American Military Arms Corporation

Post WWII Commercially Manufactured M1 Carbines (U.S.A.)

(American Military Arms Corporation)

Jacksonville, Arkansas


    Time Span:
    Quantity Produced:
    approximately 1500
    .30 Carbine
    Serial Numbers:
    (Iver Johnson sequence)
    AA64990 - AA66090 (Carbines)
    EF000375 (Enforcer)



Iver Johnson Arms's of Middlesex, NJ was sold by it's owner, Louis Imperato, to a group of investors in Arkansas in 1982. In 1983 the company was moved to 2202 Redmond Rd. in Jacksonville, AR.

In October 1986 Iver Johnson Arm's filed for Chapter 11 bankruptcy in Federal Court in Little Rock. A month later one of the investors, Phillip Lynn Lloyd, filed for Chapter 7 bankruptcy. While Chapter 11 protected the business from creditors until it could be reorganized, the investors who purchased the company from Imperato still owed him the majority of the purchase price. Imperato purchased Iver Johnson from the bankruptcy court for $1.2 million and sued the investors for the outstanding balance. [Arkansas Business magazine March 10, 1997]

The Birth of AMAC

One of several events that caused Iver Johnson to file for bankruptcy in October 1986 was an import deal involving 43,500 Australian Enfield rifles that had arrived seriously damaged. These were part of Imperato's purchase when he re-acquired Iver Johnson.

Arkansas corporate records indicate that in February 1987 Louis Imperato incorporated AMAC, Inc., doing business as Australian Military Surplus Enfield Enterprises, at 2202 Redmond Rd, Jacksonville, AR. Imperato was listed as the President, Vice-President, Secretary, and Treasurer. The registered agent for the company was Glenn Barber. Iver Johnson became a division of AMAC, Inc.

In February 1987 Iver Johnson became a division of AMAC, Inc.

The AMAC Carbines

The lowest serial number on an AMAC carbine found so far is s/n AA64990. The highest is AA66090. Only one AMAC Enforcer has been observed so far, s/n EF000375 (see below). This serial number sequence was a continuation of the serial numbers used by Iver Johnson since they began carbine production in New Jersey in 1978. The serial numbers on the Iver Johnson carbines just preceding the AMAC carbines were located on the left side of the receiver below the rear sight and above the stock line.
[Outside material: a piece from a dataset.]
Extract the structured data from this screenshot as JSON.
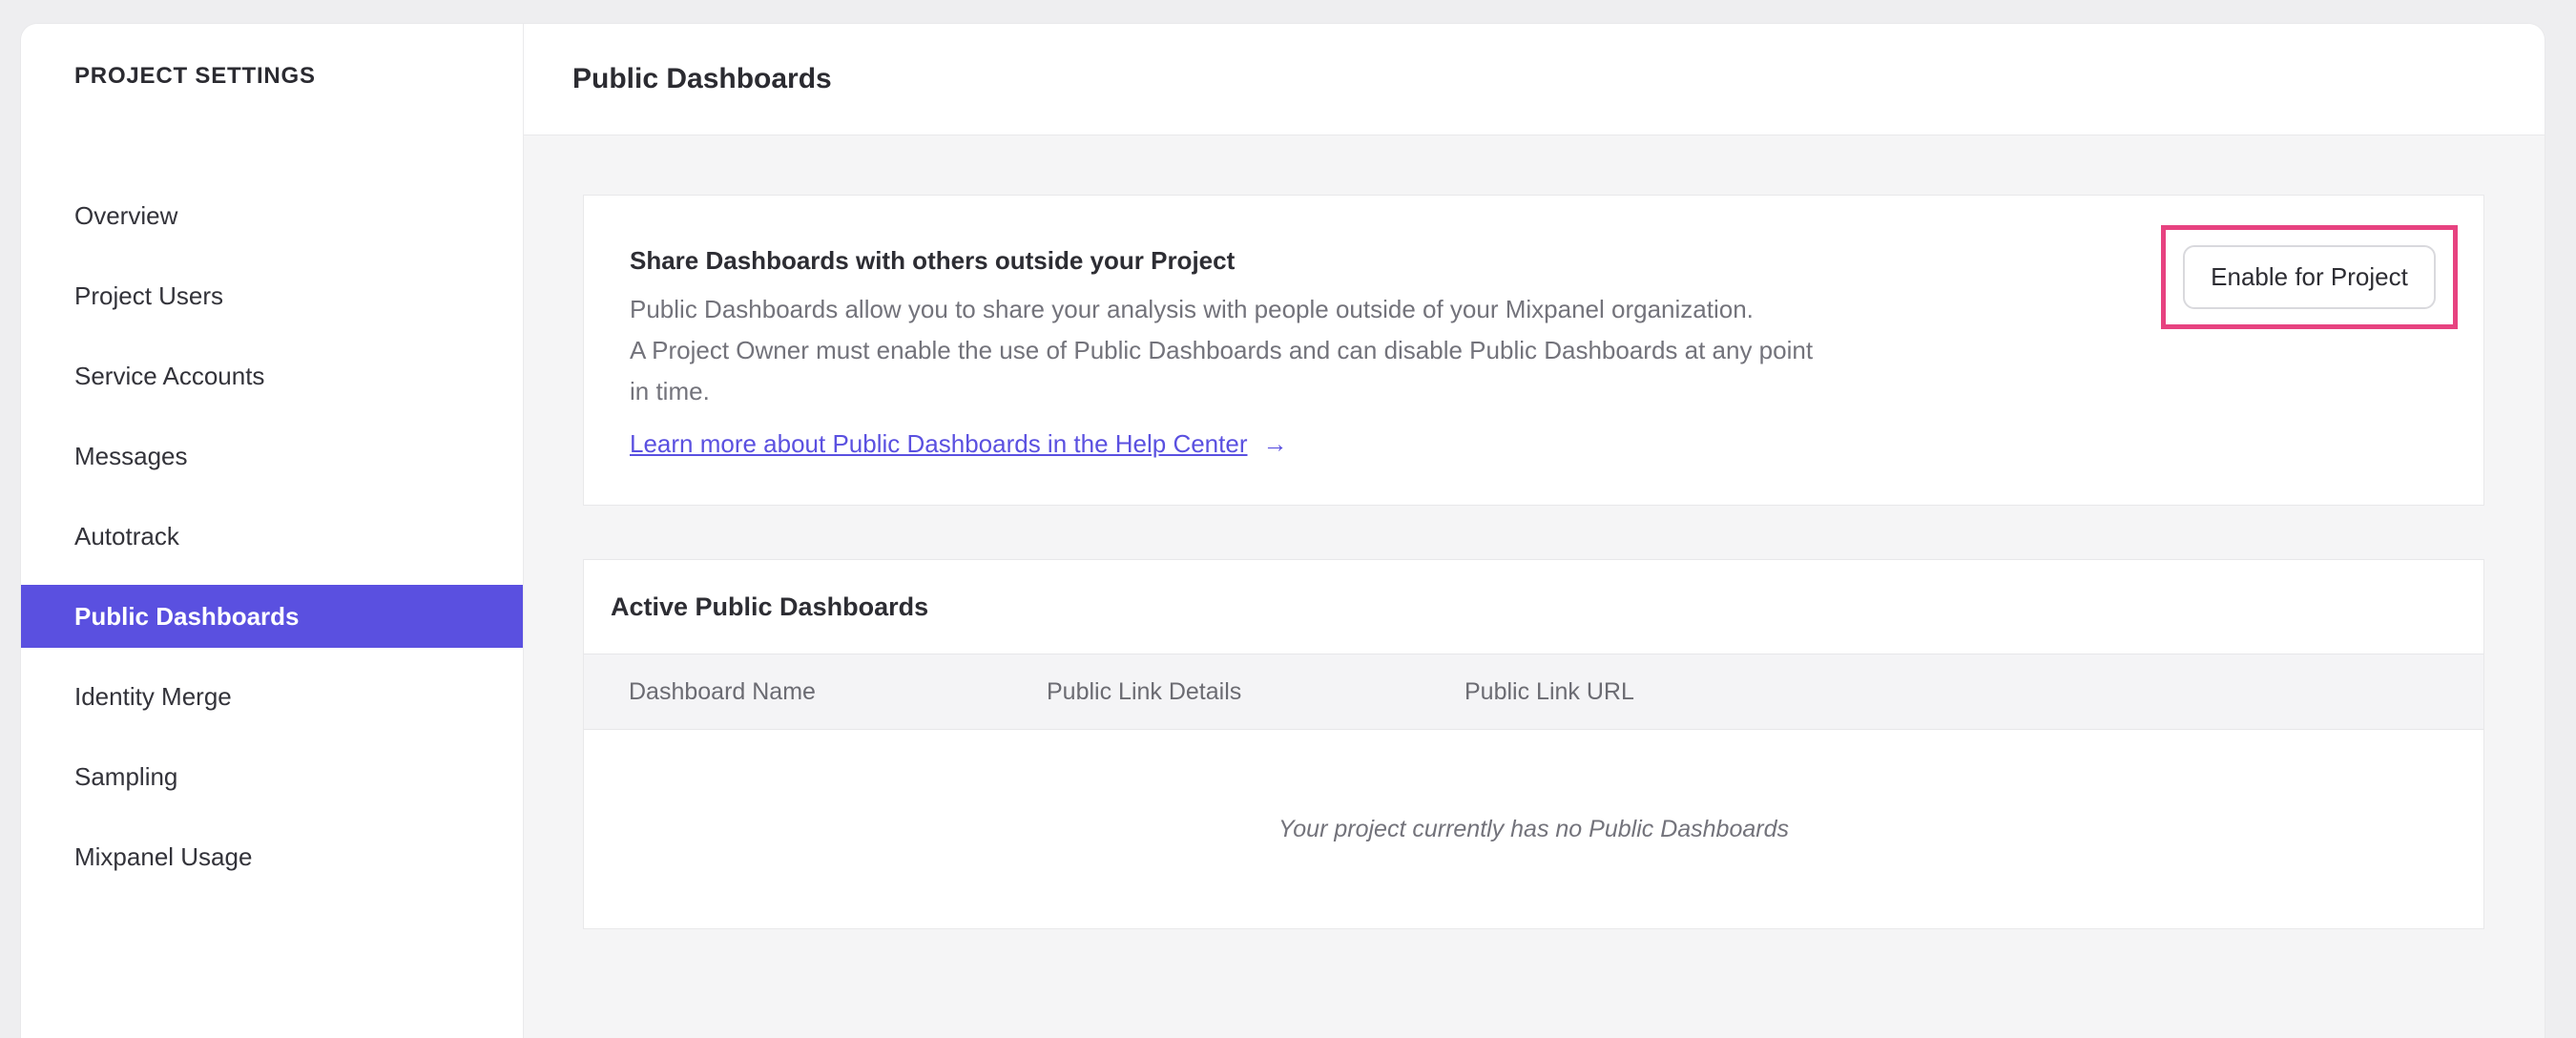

Directly below the serial number were the company owl logo, the Iver Johnson name, and Jacksonville, AR.

When Iver Johnson became a division of AMAC, the Iver Johnson name and logo was replaced by those of AMAC.

The EF prefix indicated an Enforcer model

By s/n AA66270 the AMAC name and logo were eliminated and the markings of Iver Johnson were relocated to the receiver ring. The serial numbers remained on the left side of the receiver below the rear sight.

An "AMAC" Name Change

Arkansas corporate records indicate American Military Arms Corporation was incorporated in September 1989 by corporate attorney Neal Paul Fisk. Thereafter the letters AMAC stood for American Military Arms Corporation. Iver Johnson remained a division of AMAC.

For further information regarding the carbines manufactured using the Iver Johnson name please refer to the web pages on Iver Johnson elsewhere on this website.

AMAC, Inc. became American Military Arms Corporation in September 1989

Example of the M1 Carbines with the name of AMAC

The AMAC carbine depicted below is one of the very few found for close examination. The receiver and parts are cast. Other than the top of the receiver, finish machining is absent. The stamping of the M1 Carbine marks on the receiver ring are much deeper than normal and the font is much larger than normal. In contrast, the AMAC markings on the left side of the receiver are well done.

The handguard was absent when the carbine was purchased. The Enforcer handguards used by Iver Johnson's were shorter than the regular carbine handguards due to the barrel band used on their Enforcers. A correct replacement Enforcer handguard would not engage the lip on the front of the receiver or sit low enough to fit into the barrel band. It's possible Iver Johnson redesigned their Enforcer handguards to work with each of the different barrels they used over time.

The barrel construction is typical of what was used by AMAC/Iver Johnson's from 1987 through the end of production.


The carbines bearing the AMAC name and logo were simply Iver Johnson carbines renamed for a brief time period as the company transitioned from one owner to the next. The story of the carbines with the Iver Johnson markings is located on the web pages devoted to Iver Johnson and more detailed information regarding Iver Johnson, AMAC, their carbines, their owners and operations can be found there.

To continue with the story of Iver Johnson's Arms CLICK HERE